Presentation on theme: "Westward Expansion. In 1780, 2.7 million people lived in the original 13 states By 1830, 12 million people lived in 24 states –The average family had."— Presentation transcript:
Pull Factors Think about this... What “pulled” you to SS today?
Why did the government encourage so many Americans to go west? A belief in the philosophy of Manifest Destiny, which stated that …..
…. God, …, clearly wanted hard– working American(s) to occupy North America. It was inevitable and good that the United States occupy the continent “from sea to shining sea.”
It is, he wrote, “our manifest destiny to overspread the continent allotted by Providence for the free development of our yearly multiplying millions.” John L. O’Sullivan gave these ideas a name: Manifest Destiny.
As a result of the American Revolution, Britain cedes its territory east of the Mississippi
War with Mexico After nearly 10 years, the United States decides the time is right to annex Texas. Mexico protests – war is declared
New Land! War ends with the Treaty of Guadalupe-Hildalgo The US obtains land in what is now California, New Mexico, Arizona and Texas (1.2 million square miles) The Gadsden Purchase completes our southwest territory
Incentives to go west included: The Pacific Railways Act –granted railroad company’s 10 square miles on either side of each track laid west Morrill-Land Grants –land grants from states to educational facilities with curriculum tied to agriculture and mechanical arts –(Texas A&M, Oklahoma A&M etc..)

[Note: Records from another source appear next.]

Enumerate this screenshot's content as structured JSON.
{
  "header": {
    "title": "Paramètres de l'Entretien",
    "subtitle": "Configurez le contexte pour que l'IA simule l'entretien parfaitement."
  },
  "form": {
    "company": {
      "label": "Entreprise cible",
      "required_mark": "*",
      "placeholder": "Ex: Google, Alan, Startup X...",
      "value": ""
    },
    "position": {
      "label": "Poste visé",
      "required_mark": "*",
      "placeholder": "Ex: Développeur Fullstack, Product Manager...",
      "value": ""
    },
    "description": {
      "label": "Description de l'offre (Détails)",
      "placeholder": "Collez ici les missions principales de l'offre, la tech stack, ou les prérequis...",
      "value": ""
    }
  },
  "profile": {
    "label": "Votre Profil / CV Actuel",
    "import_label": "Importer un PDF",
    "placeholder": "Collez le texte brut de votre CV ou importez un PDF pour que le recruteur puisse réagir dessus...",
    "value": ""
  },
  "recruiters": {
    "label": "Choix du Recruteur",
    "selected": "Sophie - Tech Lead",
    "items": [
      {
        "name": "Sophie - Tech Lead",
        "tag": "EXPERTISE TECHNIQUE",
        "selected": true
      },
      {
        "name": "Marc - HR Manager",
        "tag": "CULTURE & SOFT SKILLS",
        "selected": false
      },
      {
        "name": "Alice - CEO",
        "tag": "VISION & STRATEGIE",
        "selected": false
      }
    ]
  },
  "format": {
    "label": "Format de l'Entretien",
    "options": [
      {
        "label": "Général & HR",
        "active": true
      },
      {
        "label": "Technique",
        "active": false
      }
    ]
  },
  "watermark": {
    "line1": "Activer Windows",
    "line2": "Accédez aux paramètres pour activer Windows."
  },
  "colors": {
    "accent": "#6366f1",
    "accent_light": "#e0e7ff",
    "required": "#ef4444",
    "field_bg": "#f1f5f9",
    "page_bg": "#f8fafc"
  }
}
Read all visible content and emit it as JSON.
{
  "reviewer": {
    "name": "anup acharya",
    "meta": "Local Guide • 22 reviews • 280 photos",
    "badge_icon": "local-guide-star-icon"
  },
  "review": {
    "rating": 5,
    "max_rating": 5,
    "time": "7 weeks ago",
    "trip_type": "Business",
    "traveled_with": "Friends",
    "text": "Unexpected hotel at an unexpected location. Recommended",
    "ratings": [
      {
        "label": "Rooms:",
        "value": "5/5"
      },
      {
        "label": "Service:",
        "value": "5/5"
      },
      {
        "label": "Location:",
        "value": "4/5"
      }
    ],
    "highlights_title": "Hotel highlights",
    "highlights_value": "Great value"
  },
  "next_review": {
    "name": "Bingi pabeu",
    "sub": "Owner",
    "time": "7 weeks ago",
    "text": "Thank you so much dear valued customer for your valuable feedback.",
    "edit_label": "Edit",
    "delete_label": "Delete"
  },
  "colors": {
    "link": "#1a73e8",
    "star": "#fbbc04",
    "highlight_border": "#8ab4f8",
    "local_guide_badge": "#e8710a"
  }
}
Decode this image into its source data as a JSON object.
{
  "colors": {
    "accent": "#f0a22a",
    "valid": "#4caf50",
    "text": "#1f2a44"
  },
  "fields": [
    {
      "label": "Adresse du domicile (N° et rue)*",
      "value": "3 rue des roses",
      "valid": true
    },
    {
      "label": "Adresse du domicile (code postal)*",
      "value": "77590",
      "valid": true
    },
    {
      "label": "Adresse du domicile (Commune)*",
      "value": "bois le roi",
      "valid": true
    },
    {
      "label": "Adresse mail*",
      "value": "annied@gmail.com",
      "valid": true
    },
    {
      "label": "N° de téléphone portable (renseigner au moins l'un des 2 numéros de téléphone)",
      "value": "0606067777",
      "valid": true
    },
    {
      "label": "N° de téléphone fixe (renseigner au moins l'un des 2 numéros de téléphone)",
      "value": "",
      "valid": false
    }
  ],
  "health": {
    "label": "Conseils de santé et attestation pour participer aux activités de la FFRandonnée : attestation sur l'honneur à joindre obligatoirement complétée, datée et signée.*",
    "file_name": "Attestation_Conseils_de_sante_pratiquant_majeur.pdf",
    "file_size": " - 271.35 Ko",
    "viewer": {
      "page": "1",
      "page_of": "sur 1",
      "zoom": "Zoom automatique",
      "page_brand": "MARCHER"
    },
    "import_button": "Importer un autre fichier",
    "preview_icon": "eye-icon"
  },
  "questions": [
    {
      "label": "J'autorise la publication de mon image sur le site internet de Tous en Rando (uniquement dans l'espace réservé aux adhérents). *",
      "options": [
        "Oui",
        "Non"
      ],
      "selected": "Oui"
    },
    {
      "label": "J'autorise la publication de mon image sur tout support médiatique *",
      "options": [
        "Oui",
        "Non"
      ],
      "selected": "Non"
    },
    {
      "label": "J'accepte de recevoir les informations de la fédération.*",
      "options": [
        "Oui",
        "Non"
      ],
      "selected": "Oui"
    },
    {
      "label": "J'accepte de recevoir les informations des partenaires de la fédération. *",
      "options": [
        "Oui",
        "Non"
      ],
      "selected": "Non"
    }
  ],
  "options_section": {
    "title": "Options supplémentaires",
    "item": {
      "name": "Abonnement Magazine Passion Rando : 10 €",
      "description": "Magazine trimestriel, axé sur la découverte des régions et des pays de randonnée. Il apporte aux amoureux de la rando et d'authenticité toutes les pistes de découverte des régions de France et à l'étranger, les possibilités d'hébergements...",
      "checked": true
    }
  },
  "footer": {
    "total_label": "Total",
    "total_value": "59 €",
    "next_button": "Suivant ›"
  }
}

Incentives to go west included: Homestead Act – for approximately $10, settlers could have 160 acres of western land, if they met certain criteria: American citizens who were 21 years or older, or the head of a household Built a home on their lot, and lived in it at least 6 mos. of the year Farmed the land for 5 years or more
Native American Wars Indian Removal Act 1830’s Pres. Andrew Jackson removed all major Nat. Am. Tribes to the west of the MS River (Oklahoma) Trail of Tears Cherokee, Choctaw, Creek, Chickasaw, & Seminole